Screen-staring can cause computer vision syndrome

By Shayna Brouker • Published: May 9th, 2011
Category: Health in a Heartbeat

You’ve been slaving over that report for hours now, switching between squinting at words on a computer screen and pounding the keyboard. You take breaks to check your phone or watch a funny video on the Internet, but by three in the afternoon, you’ve got a headache and blurry vision. It could be the normal afternoon slump, or you could be suffering from a new condition called computer vision syndrome, or C-V-S.

The marvels of modern technology may be leaving desk workers, technology junkies and TV addicts alike with a serious side effect from staring at a digital screen all day. Ninety percent of people who spend two or more hours every day with their eyes glued to a screen, be it computer monitor, smart phone or even an e-reader, could be affected by C-V-S. Symptoms include blurry vision, headaches and dry eyes.

So why do screens cause such stress for peepers? Our eyes naturally focus on three-dimensional images better than two-dimensional ones, like words on a screen. We also tend to blink much less when concentrating on a digital screen, reducing lubrication and causing dry, itchy eyes.

The problems can grow over a time period as short as a few days to a few months, and could even cause long-term nearsightedness. But a few remedies can stop C-V-S before it strikes.

Optometrists recommend the twenty-twenty-twenty rule: Look away from your screen every twenty minutes for twenty seconds at an object twenty feet away. Our eyes’ natural focus is twenty feet away and muscles become strained when they must constantly focus on something two feet away — the typical distance from viewer to electronic device. Make sure you eyes are level with the top of the monitor and fit your screen with an antiglare cover.
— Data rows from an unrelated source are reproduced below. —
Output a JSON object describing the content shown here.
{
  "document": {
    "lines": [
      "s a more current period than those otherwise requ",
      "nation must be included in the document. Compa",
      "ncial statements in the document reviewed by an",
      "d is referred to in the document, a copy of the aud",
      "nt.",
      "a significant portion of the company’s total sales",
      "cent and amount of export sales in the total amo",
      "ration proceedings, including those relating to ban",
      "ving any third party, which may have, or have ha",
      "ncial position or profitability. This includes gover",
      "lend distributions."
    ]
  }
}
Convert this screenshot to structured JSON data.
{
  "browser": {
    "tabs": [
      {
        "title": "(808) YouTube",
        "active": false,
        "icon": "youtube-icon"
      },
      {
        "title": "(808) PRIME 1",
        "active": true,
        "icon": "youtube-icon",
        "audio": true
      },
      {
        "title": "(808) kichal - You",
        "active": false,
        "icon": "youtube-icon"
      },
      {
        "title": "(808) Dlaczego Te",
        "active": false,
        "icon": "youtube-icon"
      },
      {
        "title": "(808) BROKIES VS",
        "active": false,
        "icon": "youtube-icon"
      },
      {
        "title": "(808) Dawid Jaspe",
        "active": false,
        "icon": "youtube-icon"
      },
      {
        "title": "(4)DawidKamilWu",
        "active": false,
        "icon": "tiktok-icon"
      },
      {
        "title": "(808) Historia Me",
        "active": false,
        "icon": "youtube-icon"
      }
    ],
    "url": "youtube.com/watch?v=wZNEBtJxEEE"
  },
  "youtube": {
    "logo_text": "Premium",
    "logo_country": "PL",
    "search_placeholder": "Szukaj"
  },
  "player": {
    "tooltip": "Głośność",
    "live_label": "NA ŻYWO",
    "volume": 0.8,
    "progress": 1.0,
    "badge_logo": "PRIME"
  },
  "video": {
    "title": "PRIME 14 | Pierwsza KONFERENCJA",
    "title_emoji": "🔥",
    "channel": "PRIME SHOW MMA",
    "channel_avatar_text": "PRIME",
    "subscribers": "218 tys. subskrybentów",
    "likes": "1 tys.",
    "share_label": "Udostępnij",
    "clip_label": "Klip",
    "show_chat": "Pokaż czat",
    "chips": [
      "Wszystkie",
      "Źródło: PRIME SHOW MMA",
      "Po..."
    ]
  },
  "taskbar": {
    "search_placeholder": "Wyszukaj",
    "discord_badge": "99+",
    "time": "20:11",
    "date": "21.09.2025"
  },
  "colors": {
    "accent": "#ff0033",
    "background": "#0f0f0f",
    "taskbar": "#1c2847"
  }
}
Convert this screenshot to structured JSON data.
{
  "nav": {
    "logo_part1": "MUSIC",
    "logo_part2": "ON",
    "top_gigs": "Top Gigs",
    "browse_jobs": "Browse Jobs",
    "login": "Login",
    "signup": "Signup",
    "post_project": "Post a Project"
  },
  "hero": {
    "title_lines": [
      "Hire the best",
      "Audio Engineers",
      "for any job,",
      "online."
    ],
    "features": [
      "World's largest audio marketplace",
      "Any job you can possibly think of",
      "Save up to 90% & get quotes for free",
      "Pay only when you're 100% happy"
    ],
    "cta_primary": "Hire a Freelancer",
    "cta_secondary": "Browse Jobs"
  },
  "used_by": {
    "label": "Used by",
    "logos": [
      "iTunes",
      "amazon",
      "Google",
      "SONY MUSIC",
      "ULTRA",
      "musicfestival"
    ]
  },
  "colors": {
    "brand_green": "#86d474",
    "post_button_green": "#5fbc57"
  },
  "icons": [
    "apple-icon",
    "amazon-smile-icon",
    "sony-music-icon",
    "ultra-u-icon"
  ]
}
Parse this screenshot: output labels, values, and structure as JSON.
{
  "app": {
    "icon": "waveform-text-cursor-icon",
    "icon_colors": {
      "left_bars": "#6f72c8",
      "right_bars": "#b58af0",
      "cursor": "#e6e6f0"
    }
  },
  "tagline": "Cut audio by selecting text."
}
And if nothing else, remember to simply blink. A few quick fixes can keep your peepers protected.